Appendix 2: Reports, Papers, Manuscripts

Appendix 3: Milestones

Appendix 4: Acknowledgements

Appendix 5: Summary by H. N. Warren of the Operation of the Meteorological Section of Allied Air Headquarters, Brisbane, 1942–45



Contact us

Pre-war Services for Civil Aviation

The primary stimulus for the development of the Bureau from 1935 to 1955 was the need to upgrade meteorological services for civil and military aviation. To understand the importance of meteorology for the safe and efficient operation of civil and military aircraft, and the manner in which the development of the Bureau was so closely associated with the development of aviation, it is necessary to examine the history of meteorology in Australia. A summary of the major milestones in this history is included in Appendix 3 and in the paragraphs which follow.

Kidson in the 1920s and Barkley in the 1930s had seen that the safety of aviation required advice from professional meteorologists. Other facilities required for the safe operation of aircraft were a firm runway without obstructions for take-off and landing, engineering facilities to ensure aircraft were airworthy, aids to navigation, and radio communication between aircraft and ground stations.

Australians have been fascinated with aviation since the Wright brothers' made the first sustained flight in a heavier-than-air aircraft on 17 December 1903. The story of the early days of aviation is one in which Australians can be very proud and the many references such as those of Adams (1980), Allen (1995), Gall (1986), Job (1991), Parnell and Boughton (1988) are soul-stirring. I have listed some of the aviation milestones in Appendix 3 because they have particular relevance to the development of meteorology in Australia.

Immediately after World War I Prime Minister Billy Hughes announced a prize of 10 000 pounds (equivalent to at least $200 000 today) for the first aeroplane flight made from England to Australia in less than 30 days. Ross and Keith Smith made the flight in a lumbering but reliable Vickers Vimy in November/December 1919 and collected the prize.
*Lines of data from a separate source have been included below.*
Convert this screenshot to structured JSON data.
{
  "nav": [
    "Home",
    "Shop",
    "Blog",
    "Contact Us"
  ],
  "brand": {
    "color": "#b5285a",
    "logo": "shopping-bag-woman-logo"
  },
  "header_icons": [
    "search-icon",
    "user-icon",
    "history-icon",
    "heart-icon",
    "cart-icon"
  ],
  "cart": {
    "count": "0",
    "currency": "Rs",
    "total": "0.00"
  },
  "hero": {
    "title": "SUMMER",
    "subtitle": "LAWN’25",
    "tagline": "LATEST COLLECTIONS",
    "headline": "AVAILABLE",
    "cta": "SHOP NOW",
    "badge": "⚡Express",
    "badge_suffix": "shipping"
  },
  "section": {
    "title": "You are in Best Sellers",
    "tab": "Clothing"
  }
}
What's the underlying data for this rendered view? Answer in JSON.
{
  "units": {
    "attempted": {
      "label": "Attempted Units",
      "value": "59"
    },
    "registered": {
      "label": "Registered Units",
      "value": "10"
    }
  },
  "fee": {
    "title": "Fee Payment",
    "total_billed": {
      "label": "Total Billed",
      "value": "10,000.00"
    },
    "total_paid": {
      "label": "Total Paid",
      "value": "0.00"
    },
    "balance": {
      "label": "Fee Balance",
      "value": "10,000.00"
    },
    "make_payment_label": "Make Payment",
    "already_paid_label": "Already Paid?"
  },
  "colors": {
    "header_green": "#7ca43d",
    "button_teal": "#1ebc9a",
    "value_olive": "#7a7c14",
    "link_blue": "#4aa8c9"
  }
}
Harry Broadsmith, former employee of AV Roe, the famous English aircraft manufacturer, had formed a company to assemble Avro aircraft at Mascot and his partner, Nigel Love leased a nearby bullock paddock to use as an aerodrome to test the assembled machines. But it was many years before the aviation industry became economically viable. Most of the early revenue came from short joy flights offered to an eager public.

It was some time before Qantas in Queensland and Western Australian Airways (WAA) in Western Australia were able to make ends meet with the aid of Government subsidies for the carriage of airmail, freight and the occasional passenger. It was significant that the two States having the biggest areas were first to recognise the practical requirement for air transport.

People in Bright Sparcs - Warren, Herbert Norman

Previous Page Bureau of Meteorology Next Page

Gibbs, W. J. 1999 'A Very Special Family: Memories of the Bureau of Meteorology 1946 to 1962', Metarch Papers, No. 13 May 1999, Bureau of Meteorology

© Online Edition Australian Science and Technology Heritage Centre and Bureau of Meteorology 2001
Published by Australian Science and Technology Heritage Centre, using the Web Academic Resource Publisher